There Marcelo meets Jasmine, his beautiful and surprising coworker, and Wendell, the son of another partner in the firm. He learns about competition and jealousy, anger and desire. But it's a picture he finds in a file--a picture of a girl with half a face--that truly connects him with the real world: its suffering, its injustice, and what he can do to fight.

Review: I have had this book on my to read list for years and am glad that I finally got around to reading it. My daughter was reading The Curious Incident of the Dog in the Night-Time, which triggered me to think of Marcelo and pick up this book. The books are similar in the way they capture the voice of the main character, but Marcelo is more high functioning, saying he has Asperger's.
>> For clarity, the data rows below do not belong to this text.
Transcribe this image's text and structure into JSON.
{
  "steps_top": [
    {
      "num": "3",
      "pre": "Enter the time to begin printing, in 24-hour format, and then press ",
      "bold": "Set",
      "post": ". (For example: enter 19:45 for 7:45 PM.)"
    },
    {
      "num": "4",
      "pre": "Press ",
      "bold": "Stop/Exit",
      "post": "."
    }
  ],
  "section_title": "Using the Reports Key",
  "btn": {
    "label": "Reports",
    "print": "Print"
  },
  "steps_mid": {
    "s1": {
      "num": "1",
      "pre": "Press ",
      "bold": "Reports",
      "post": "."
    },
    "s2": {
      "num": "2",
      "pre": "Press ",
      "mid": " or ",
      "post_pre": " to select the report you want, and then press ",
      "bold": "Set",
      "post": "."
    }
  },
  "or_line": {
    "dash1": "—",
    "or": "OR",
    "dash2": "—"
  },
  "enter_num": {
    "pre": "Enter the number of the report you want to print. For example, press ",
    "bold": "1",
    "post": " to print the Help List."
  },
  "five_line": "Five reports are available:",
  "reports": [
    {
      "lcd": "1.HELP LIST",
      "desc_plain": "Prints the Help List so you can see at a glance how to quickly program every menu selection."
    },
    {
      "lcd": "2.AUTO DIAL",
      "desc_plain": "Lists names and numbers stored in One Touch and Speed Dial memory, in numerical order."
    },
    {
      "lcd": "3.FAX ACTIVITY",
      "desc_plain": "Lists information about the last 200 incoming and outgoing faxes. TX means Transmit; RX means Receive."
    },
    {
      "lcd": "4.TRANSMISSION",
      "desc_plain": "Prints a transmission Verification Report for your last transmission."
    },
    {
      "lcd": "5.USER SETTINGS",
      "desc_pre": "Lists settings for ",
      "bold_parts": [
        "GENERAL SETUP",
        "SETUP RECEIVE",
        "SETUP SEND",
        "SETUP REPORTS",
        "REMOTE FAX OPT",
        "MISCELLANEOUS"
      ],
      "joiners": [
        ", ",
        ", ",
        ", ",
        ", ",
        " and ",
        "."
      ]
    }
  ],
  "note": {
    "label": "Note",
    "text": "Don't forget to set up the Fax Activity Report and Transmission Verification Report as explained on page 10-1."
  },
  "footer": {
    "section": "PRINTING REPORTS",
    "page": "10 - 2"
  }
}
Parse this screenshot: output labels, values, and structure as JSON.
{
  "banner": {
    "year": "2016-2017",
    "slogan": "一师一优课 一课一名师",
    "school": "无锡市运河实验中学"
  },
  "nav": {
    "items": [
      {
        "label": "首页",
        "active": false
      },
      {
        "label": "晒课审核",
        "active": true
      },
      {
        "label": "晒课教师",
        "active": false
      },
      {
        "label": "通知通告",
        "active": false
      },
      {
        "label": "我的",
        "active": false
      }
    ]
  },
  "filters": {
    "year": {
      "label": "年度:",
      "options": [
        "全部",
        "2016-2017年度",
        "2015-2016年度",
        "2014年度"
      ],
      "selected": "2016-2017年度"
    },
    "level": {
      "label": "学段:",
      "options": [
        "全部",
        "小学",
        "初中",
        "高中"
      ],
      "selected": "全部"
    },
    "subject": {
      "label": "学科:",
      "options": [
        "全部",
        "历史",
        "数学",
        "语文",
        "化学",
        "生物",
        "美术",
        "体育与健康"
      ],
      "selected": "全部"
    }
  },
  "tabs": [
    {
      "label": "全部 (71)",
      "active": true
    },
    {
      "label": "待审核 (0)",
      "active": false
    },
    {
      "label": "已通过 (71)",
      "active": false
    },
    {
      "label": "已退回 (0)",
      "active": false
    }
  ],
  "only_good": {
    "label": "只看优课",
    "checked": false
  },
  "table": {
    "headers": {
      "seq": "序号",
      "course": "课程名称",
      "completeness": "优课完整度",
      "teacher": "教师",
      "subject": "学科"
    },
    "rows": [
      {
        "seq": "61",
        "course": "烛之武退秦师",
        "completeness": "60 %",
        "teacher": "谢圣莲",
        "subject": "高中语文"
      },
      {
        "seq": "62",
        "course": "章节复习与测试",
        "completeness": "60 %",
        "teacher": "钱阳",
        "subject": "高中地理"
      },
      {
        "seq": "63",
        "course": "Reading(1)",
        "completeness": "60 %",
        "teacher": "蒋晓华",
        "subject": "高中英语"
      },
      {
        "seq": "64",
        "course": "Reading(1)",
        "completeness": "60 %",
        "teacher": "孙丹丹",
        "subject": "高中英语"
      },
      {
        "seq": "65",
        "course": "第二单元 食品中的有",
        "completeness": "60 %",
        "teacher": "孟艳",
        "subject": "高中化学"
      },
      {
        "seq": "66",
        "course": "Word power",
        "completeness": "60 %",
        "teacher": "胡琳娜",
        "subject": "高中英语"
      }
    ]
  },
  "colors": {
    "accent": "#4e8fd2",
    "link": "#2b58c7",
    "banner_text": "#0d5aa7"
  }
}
Marcelo's story is so interesting, but its his voice that captured me. Stork did a wonderful job of getting inside Marcelo's head and showing the reader how someone "on the spectrum" might see the world. At the end of the book the author describes his years of working and living with autistic young adults in a half-way house. He says this book "acknowledges the gifts of these young people and the gift of love he received" from them. What a perfect way to describe Marcelo. He is caring, thoughtful, and interested to figure out what he doesn't "get" about people. He is forthright and talks about what is going on, and in turn gets the other characters to do the same.

There were moments when I wanted to shout at Wendell for being cruel to Marcelo, to shield Marcelo from people's deceit, but that's the mark of a good book; I was completely sucked in. I also smiled as I read when Marcelo made real connections with other characters or stood up for himself. This book takes the reader on a journey that is so good!

Monday, May 4, 2015

Review: The Columnist by David Auburn

Title: The Columnist
Author: David Auburn
Year Published: 2012

Genre: Adult fictionalized non-fiction (play)
Pages: 99
Rating: 4.5 out of 5

Location (my 2015 Google Reading map)USA (DC)

FTC Disclosure: I bought this book with my own money

Summary (from the back of the book): In mid-century America, newspaper columnists are kings--and Joseph Alsop wears the biggest crown. Joe sits at the nexus of Washington life: beloved, feared, and courted in equal measure. But as the sixties dawn and America undergoes dizzying change, the intense political dramas Joe is embroiled in come to claim a profound personal cost.

Inspired by the real-life story of Joseph Alsop, David Auburn has penned a vital letter from a radically changing decade to our own turbulent era. The Columnist is a deft blend of history and fiction: a hilarious, searing portrait of the glorious rewards and devastating losses that accompany ego, ambition, and the pursuit of power.

Review: My fourteen-year-old daughter bought this yesterday in a used bookstore. I thought it was an odd choice, but didn't want to dissuade her from book buying so I didn't say anything. She started reading it in the car on the way home, then began to ask me questions: What's the best way to read a play? Who is David Halberstam? What is Dien Bien Phu? What year did the Vietnam War begin? As I began answering the questions, she said she would just start reading aloud.

This is a play and the characters are all from history. They are the movers and shakers of politics when JFK was President. We ended up having a great conversation about plays, about history, and about journalists. This slim volume of only 99 pages covers 1963 to 1969 and through the conversations of the main characters the reader gets a fascinating glimpse into history.